Start of Material shown

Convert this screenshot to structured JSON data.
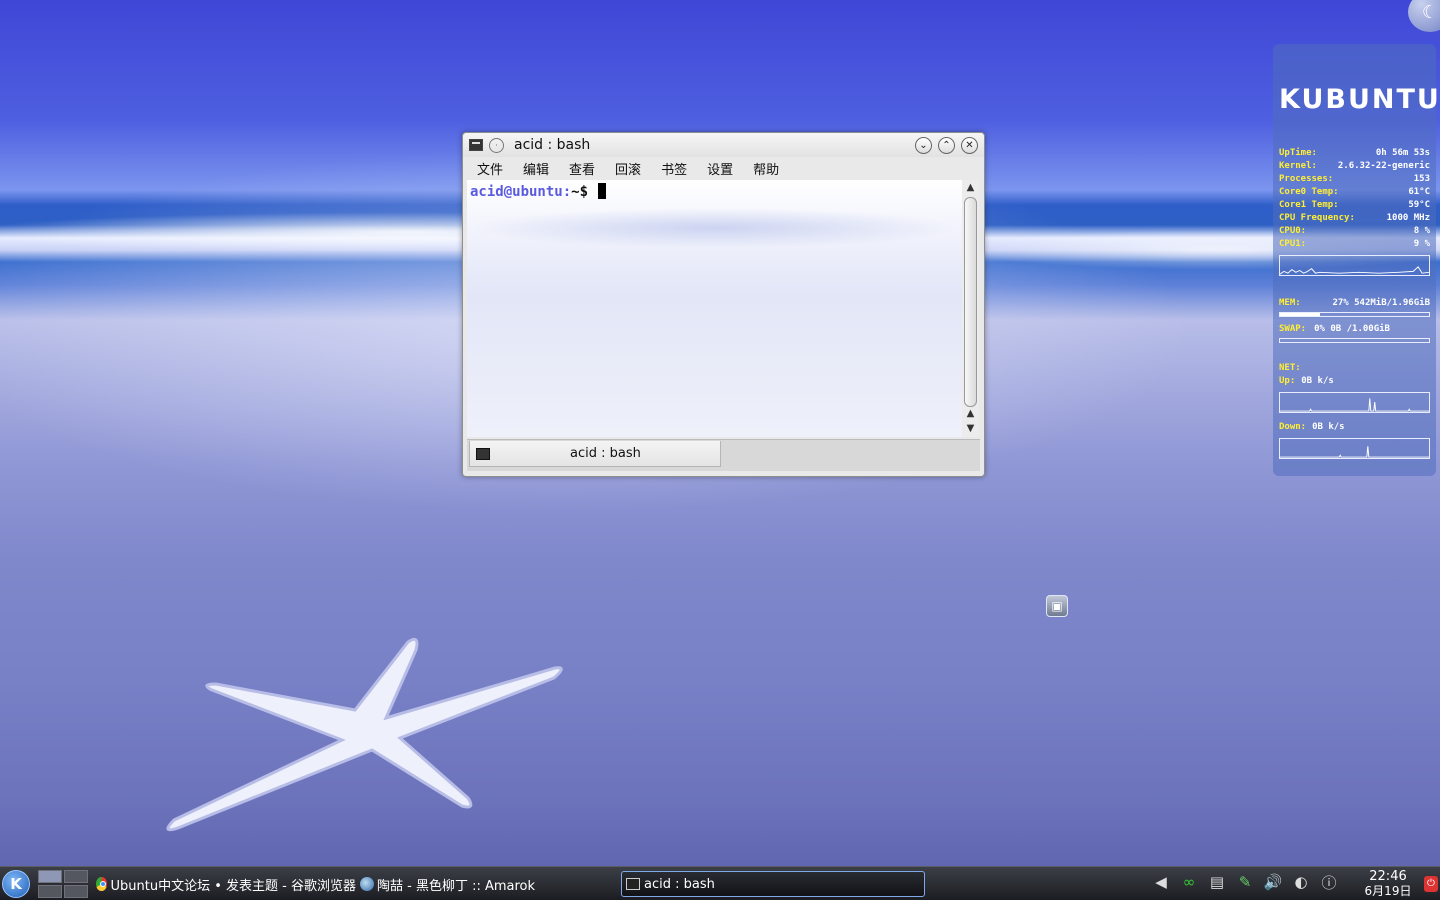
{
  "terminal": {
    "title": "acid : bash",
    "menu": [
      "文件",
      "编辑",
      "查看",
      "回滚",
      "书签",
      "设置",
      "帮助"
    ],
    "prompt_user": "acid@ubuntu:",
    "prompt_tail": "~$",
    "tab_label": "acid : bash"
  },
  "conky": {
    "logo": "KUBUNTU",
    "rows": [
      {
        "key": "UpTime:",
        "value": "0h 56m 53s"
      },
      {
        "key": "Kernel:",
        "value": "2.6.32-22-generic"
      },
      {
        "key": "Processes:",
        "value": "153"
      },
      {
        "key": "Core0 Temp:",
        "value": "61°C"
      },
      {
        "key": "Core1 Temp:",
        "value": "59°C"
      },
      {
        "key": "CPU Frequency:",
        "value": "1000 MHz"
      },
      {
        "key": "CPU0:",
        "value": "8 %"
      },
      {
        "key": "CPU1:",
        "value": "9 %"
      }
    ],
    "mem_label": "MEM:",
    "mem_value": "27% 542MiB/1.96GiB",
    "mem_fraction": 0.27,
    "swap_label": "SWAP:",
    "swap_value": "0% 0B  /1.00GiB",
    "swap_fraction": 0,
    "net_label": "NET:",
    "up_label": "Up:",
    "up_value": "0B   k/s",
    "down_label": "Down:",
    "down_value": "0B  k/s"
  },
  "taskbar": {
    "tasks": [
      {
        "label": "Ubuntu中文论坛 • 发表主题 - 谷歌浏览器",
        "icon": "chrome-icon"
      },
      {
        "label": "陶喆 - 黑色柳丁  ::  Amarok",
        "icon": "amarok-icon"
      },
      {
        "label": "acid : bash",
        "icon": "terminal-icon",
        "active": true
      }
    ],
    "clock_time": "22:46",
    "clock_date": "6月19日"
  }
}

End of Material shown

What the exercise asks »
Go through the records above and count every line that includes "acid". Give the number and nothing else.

Response to this exercise »
4